* [Available data]:
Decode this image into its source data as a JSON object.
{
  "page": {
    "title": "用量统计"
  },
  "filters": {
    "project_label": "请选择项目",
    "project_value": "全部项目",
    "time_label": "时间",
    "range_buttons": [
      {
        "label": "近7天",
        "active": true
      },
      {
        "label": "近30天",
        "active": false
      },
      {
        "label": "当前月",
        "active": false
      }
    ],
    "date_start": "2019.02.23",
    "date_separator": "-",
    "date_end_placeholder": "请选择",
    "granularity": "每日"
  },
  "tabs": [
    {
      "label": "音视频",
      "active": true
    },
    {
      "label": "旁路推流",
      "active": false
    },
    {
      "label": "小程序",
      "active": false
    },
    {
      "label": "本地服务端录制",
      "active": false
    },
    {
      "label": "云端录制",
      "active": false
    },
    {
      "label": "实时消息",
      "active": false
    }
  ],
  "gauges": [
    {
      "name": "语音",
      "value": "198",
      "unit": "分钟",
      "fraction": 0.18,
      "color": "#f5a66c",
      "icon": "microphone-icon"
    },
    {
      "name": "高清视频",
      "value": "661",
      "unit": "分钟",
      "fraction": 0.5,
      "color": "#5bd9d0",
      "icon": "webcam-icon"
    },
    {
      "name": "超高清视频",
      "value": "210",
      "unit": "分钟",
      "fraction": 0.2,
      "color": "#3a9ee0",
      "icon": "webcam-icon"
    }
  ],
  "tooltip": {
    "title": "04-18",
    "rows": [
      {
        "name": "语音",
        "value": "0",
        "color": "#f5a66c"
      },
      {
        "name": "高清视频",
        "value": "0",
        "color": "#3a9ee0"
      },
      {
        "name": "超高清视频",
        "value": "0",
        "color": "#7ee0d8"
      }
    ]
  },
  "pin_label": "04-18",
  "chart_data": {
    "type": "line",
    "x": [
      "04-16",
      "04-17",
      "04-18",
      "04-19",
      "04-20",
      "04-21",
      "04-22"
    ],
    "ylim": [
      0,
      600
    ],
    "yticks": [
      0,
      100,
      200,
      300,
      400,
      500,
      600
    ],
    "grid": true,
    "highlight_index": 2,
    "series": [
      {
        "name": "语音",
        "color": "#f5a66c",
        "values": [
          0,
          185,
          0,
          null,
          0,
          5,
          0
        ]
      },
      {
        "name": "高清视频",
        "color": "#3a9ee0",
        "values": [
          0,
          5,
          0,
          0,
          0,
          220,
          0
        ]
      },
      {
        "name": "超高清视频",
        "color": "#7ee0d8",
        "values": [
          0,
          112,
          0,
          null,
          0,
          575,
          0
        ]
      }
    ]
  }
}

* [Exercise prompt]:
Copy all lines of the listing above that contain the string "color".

* [Answer to this task]:
      "color": "#f5a66c",
      "color": "#5bd9d0",
      "color": "#3a9ee0",
        "color": "#f5a66c"
        "color": "#3a9ee0"
        "color": "#7ee0d8"
        "color": "#f5a66c",
        "color": "#3a9ee0",
        "color": "#7ee0d8",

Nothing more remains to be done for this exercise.